* Problem description:
Take the records underneath and set them down exactly.
____ Records shown
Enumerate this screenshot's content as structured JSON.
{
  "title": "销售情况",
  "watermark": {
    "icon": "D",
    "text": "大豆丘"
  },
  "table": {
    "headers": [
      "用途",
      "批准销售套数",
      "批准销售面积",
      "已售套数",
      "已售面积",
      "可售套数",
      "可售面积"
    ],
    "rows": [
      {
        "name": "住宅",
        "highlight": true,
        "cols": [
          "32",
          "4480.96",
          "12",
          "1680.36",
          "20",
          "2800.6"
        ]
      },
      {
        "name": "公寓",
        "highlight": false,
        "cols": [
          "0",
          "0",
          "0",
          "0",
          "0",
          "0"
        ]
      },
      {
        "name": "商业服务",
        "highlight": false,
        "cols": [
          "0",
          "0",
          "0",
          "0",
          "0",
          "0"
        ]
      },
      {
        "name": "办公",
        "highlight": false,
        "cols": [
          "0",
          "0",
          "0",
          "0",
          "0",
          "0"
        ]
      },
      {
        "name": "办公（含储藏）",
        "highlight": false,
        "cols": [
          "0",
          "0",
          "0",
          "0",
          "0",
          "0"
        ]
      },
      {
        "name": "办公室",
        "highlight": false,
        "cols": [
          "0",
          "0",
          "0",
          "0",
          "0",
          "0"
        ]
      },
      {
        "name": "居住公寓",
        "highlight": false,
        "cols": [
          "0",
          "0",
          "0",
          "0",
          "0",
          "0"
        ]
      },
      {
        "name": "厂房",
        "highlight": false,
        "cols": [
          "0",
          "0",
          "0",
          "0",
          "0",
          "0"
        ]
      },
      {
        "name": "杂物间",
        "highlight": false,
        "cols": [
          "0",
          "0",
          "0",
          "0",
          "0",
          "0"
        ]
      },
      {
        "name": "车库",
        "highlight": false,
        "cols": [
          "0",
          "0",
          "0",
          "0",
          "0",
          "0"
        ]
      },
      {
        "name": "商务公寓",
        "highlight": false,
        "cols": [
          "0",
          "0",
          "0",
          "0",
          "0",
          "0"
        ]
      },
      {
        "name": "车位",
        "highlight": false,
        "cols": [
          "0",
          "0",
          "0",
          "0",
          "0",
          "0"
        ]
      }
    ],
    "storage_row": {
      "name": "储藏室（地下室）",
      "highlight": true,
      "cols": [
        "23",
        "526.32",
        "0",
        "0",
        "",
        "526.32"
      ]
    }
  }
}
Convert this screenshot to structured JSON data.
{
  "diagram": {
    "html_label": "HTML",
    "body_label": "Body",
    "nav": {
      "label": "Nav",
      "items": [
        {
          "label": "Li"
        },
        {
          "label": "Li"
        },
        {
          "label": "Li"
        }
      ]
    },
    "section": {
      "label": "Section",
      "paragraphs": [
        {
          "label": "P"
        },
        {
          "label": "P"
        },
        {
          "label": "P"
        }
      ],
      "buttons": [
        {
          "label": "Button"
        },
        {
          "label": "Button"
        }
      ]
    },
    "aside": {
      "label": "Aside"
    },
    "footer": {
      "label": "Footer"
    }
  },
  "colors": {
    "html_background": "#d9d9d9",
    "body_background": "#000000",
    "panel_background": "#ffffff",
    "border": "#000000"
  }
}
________
* Answer for the task:
Enumerate this screenshot's content as structured JSON.
{
  "title": "销售情况",
  "watermark": {
    "icon": "D",
    "text": "大豆丘"
  },
  "table": {
    "headers": [
      "用途",
      "批准销售套数",
      "批准销售面积",
      "已售套数",
      "已售面积",
      "可售套数",
      "可售面积"
    ],
    "rows": [
      {
        "name": "住宅",
        "highlight": true,
        "cols": [
          "32",
          "4480.96",
          "12",
          "1680.36",
          "20",
          "2800.6"
        ]
      },
      {
        "name": "公寓",
        "highlight": false,
        "cols": [
          "0",
          "0",
          "0",
          "0",
          "0",
          "0"
        ]
      },
      {
        "name": "商业服务",
        "highlight": false,
        "cols": [
          "0",
          "0",
          "0",
          "0",
          "0",
          "0"
        ]
      },
      {
        "name": "办公",
        "highlight": false,
        "cols": [
          "0",
          "0",
          "0",
          "0",
          "0",
          "0"
        ]
      },
      {
        "name": "办公（含储藏）",
        "highlight": false,
        "cols": [
          "0",
          "0",
          "0",
          "0",
          "0",
          "0"
        ]
      },
      {
        "name": "办公室",
        "highlight": false,
        "cols": [
          "0",
          "0",
          "0",
          "0",
          "0",
          "0"
        ]
      },
      {
        "name": "居住公寓",
        "highlight": false,
        "cols": [
          "0",
          "0",
          "0",
          "0",
          "0",
          "0"
        ]
      },
      {
        "name": "厂房",
        "highlight": false,
        "cols": [
          "0",
          "0",
          "0",
          "0",
          "0",
          "0"
        ]
      },
      {
        "name": "杂物间",
        "highlight": false,
        "cols": [
          "0",
          "0",
          "0",
          "0",
          "0",
          "0"
        ]
      },
      {
        "name": "车库",
        "highlight": false,
        "cols": [
          "0",
          "0",
          "0",
          "0",
          "0",
          "0"
        ]
      },
      {
        "name": "商务公寓",
        "highlight": false,
        "cols": [
          "0",
          "0",
          "0",
          "0",
          "0",
          "0"
        ]
      },
      {
        "name": "车位",
        "highlight": false,
        "cols": [
          "0",
          "0",
          "0",
          "0",
          "0",
          "0"
        ]
      }
    ],
    "storage_row": {
      "name": "储藏室（地下室）",
      "highlight": true,
      "cols": [
        "23",
        "526.32",
        "0",
        "0",
        "",
        "526.32"
      ]
    }
  }
}
Convert this screenshot to structured JSON data.
{
  "diagram": {
    "html_label": "HTML",
    "body_label": "Body",
    "nav": {
      "label": "Nav",
      "items": [
        {
          "label": "Li"
        },
        {
          "label": "Li"
        },
        {
          "label": "Li"
        }
      ]
    },
    "section": {
      "label": "Section",
      "paragraphs": [
        {
          "label": "P"
        },
        {
          "label": "P"
        },
        {
          "label": "P"
        }
      ],
      "buttons": [
        {
          "label": "Button"
        },
        {
          "label": "Button"
        }
      ]
    },
    "aside": {
      "label": "Aside"
    },
    "footer": {
      "label": "Footer"
    }
  },
  "colors": {
    "html_background": "#d9d9d9",
    "body_background": "#000000",
    "panel_background": "#ffffff",
    "border": "#000000"
  }
}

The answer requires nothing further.